Exercise input: Begin

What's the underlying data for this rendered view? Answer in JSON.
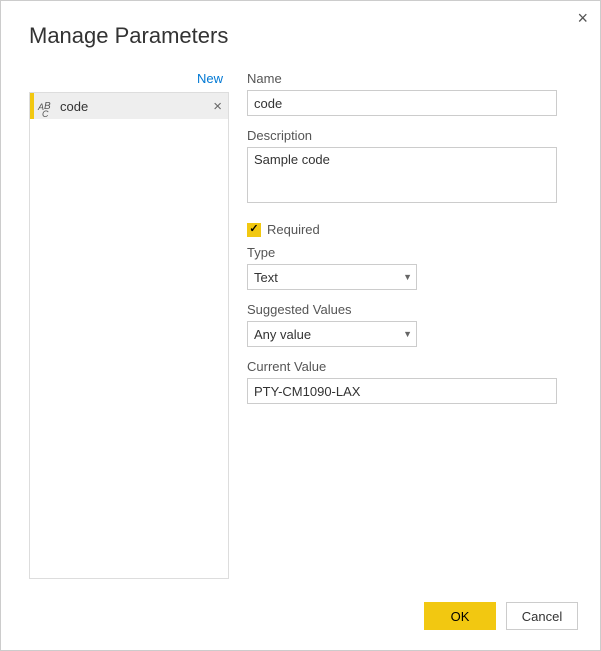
{
  "dialog": {
    "title": "Manage Parameters",
    "new_link": "New"
  },
  "param_list": {
    "items": [
      {
        "label": "code"
      }
    ]
  },
  "form": {
    "name_label": "Name",
    "name_value": "code",
    "description_label": "Description",
    "description_value": "Sample code",
    "required_label": "Required",
    "type_label": "Type",
    "type_value": "Text",
    "suggested_label": "Suggested Values",
    "suggested_value": "Any value",
    "current_label": "Current Value",
    "current_value": "PTY-CM1090-LAX"
  },
  "footer": {
    "ok": "OK",
    "cancel": "Cancel"
  }
}
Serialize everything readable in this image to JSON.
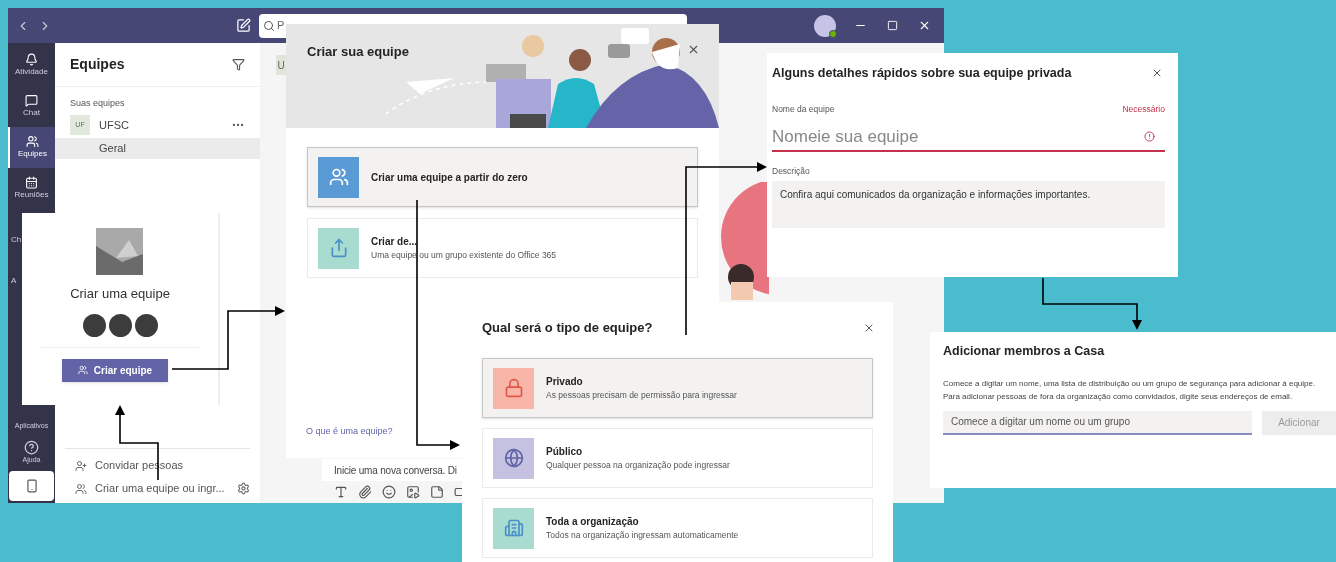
{
  "teams_window": {
    "search": {
      "placeholder": "P"
    },
    "rail": [
      {
        "label": "Atividade",
        "selected": false
      },
      {
        "label": "Chat",
        "selected": false
      },
      {
        "label": "Equipes",
        "selected": true
      },
      {
        "label": "Reuniões",
        "selected": false
      },
      {
        "label": "Ch",
        "selected": false
      },
      {
        "label": "A",
        "selected": false
      }
    ],
    "rail_bottom": [
      "Aplicativos",
      "Ajuda"
    ],
    "sidebar": {
      "title": "Equipes",
      "section": "Suas equipes",
      "teams": [
        {
          "avatar": "UF",
          "name": "UFSC",
          "channels": [
            {
              "name": "Geral",
              "selected": true
            }
          ]
        }
      ],
      "footer": [
        "Convidar pessoas",
        "Criar uma equipe ou ingr..."
      ]
    },
    "channel_tab": "U",
    "compose": {
      "placeholder": "Inicie uma nova conversa. Di"
    }
  },
  "create_card": {
    "title": "Criar uma equipe",
    "button": "Criar equipe"
  },
  "create_dialog": {
    "title": "Criar sua equipe",
    "options": [
      {
        "kind": "scratch",
        "title": "Criar uma equipe a partir do zero",
        "selected": true
      },
      {
        "kind": "existing",
        "title": "Criar de...",
        "subtitle": "Uma equipe ou um grupo existente do Office 365",
        "selected": false
      }
    ],
    "link": "O que é uma equipe?"
  },
  "details_dialog": {
    "title": "Alguns detalhes rápidos sobre sua equipe privada",
    "name_label": "Nome da equipe",
    "required": "Necessário",
    "name_placeholder": "Nomeie sua equipe",
    "description_label": "Descrição",
    "description_value": "Confira aqui comunicados da organização e informações importantes."
  },
  "type_dialog": {
    "title": "Qual será o tipo de equipe?",
    "options": [
      {
        "kind": "private",
        "title": "Privado",
        "subtitle": "As pessoas precisam de permissão para ingressar",
        "selected": true
      },
      {
        "kind": "public",
        "title": "Público",
        "subtitle": "Qualquer pessoa na organização pode ingressar",
        "selected": false
      },
      {
        "kind": "org",
        "title": "Toda a organização",
        "subtitle": "Todos na organização ingressam automaticamente",
        "selected": false
      }
    ]
  },
  "members_dialog": {
    "title": "Adicionar membros a Casa",
    "text": "Comece a digitar um nome, uma lista de distribuição ou um grupo de segurança para adicionar à equipe. Para adicionar pessoas de fora da organização como convidados, digite seus endereços de email.",
    "placeholder": "Comece a digitar um nome ou um grupo",
    "button": "Adicionar",
    "button_disabled": true
  }
}
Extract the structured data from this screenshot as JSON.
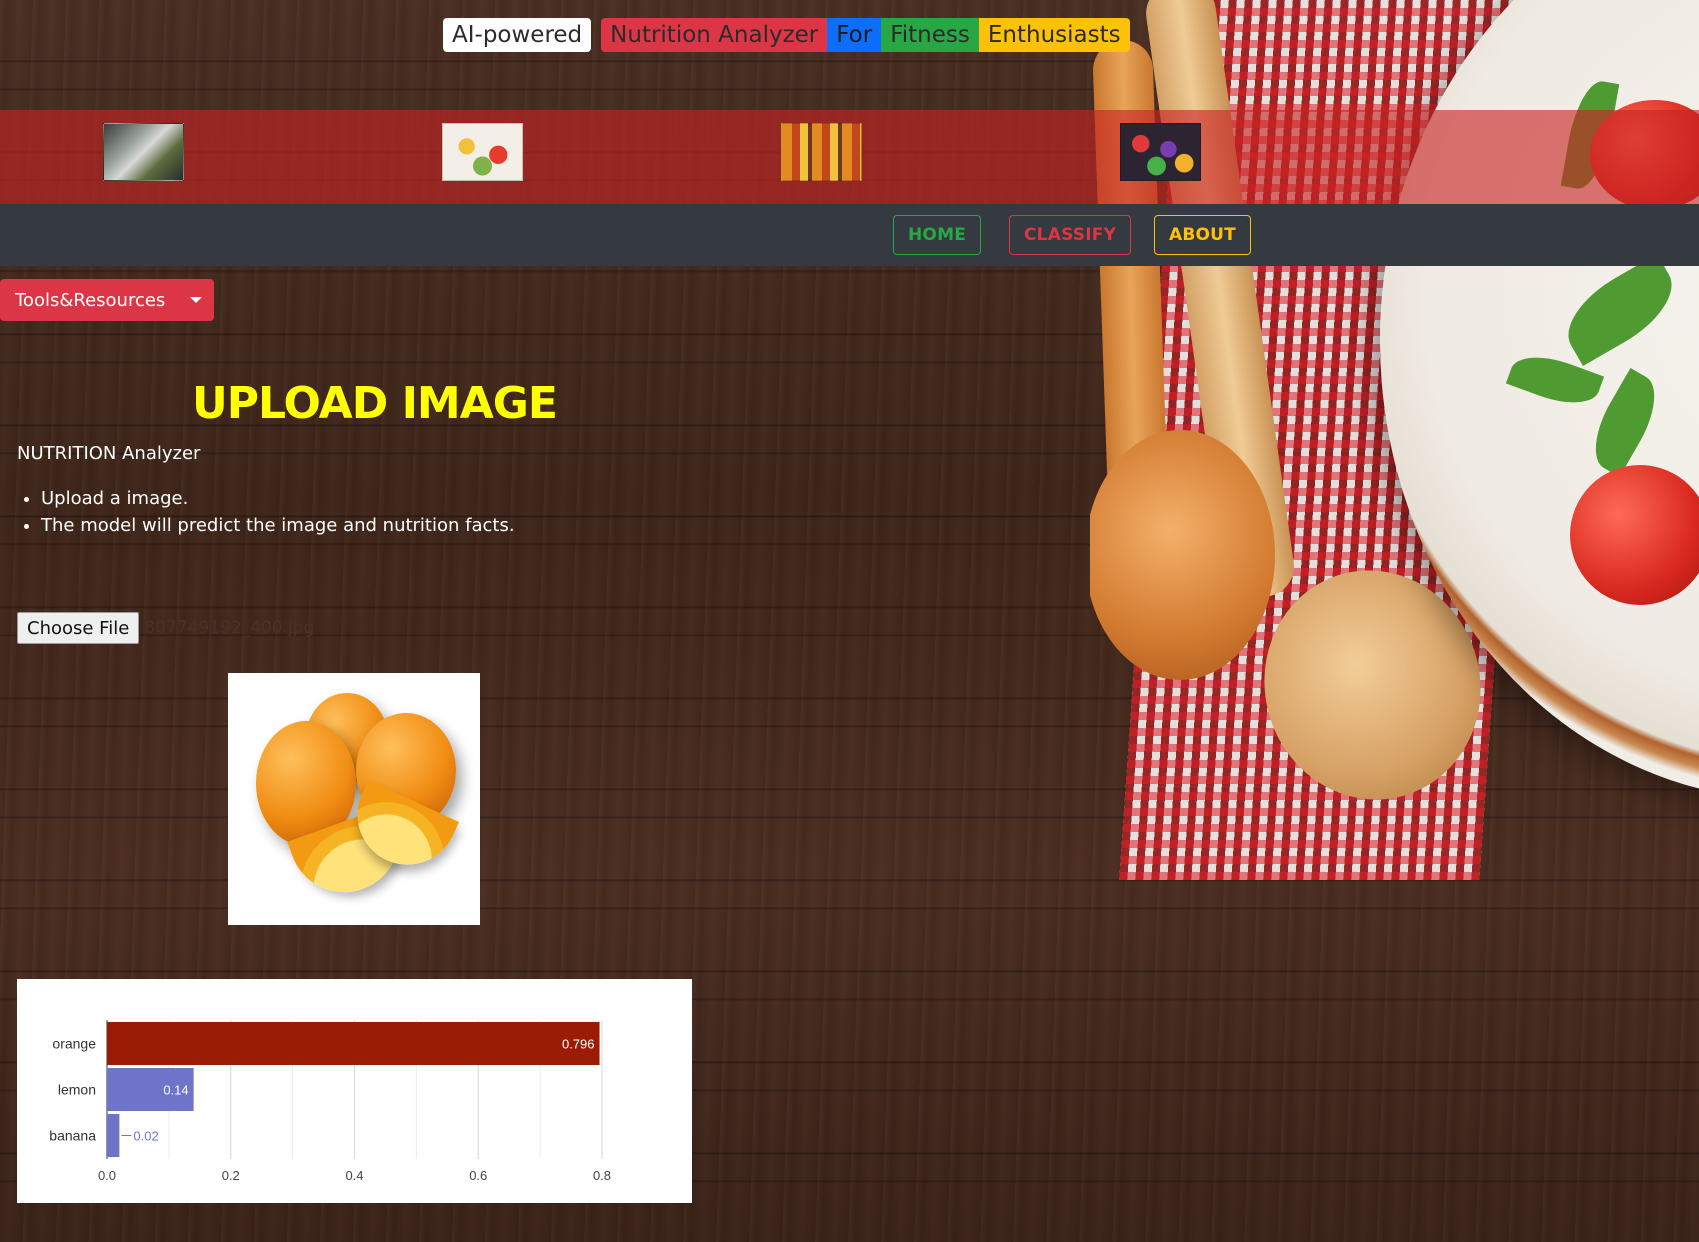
{
  "title_tags": [
    {
      "text": "AI-powered",
      "style": "white"
    },
    {
      "text": "Nutrition Analyzer",
      "style": "red"
    },
    {
      "text": "For",
      "style": "blue"
    },
    {
      "text": "Fitness",
      "style": "green"
    },
    {
      "text": "Enthusiasts",
      "style": "yellow"
    }
  ],
  "thumbnails": [
    "phone-food-photo",
    "fruit-platter",
    "fruit-market-crates",
    "mixed-fruits"
  ],
  "nav": {
    "home": "HOME",
    "classify": "CLASSIFY",
    "about": "ABOUT"
  },
  "dropdown": {
    "label": "Tools&Resources"
  },
  "main": {
    "heading": "UPLOAD IMAGE",
    "subtitle": "NUTRITION Analyzer",
    "steps": [
      "Upload a image.",
      "The model will predict the image and nutrition facts."
    ],
    "choose_file": "Choose File",
    "filename": "807749192_400.jpg"
  },
  "colors": {
    "accent_red": "#dc3545",
    "accent_green": "#28a745",
    "accent_yellow": "#ffc107",
    "accent_blue": "#0d6efd",
    "heading_yellow": "#ffff00",
    "bar_top": "#9b1c05",
    "bar_other": "#6f74c8"
  },
  "chart_data": {
    "type": "bar",
    "orientation": "horizontal",
    "categories": [
      "orange",
      "lemon",
      "banana"
    ],
    "values": [
      0.796,
      0.14,
      0.02
    ],
    "value_labels": [
      "0.796",
      "0.14",
      "0.02"
    ],
    "xlim": [
      0,
      0.8
    ],
    "xticks": [
      "0.0",
      "0.2",
      "0.4",
      "0.6",
      "0.8"
    ],
    "grid": true
  }
}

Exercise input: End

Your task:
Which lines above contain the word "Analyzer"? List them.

Solution to the problem:
      "text": "Nutrition Analyzer",
    "subtitle": "NUTRITION Analyzer",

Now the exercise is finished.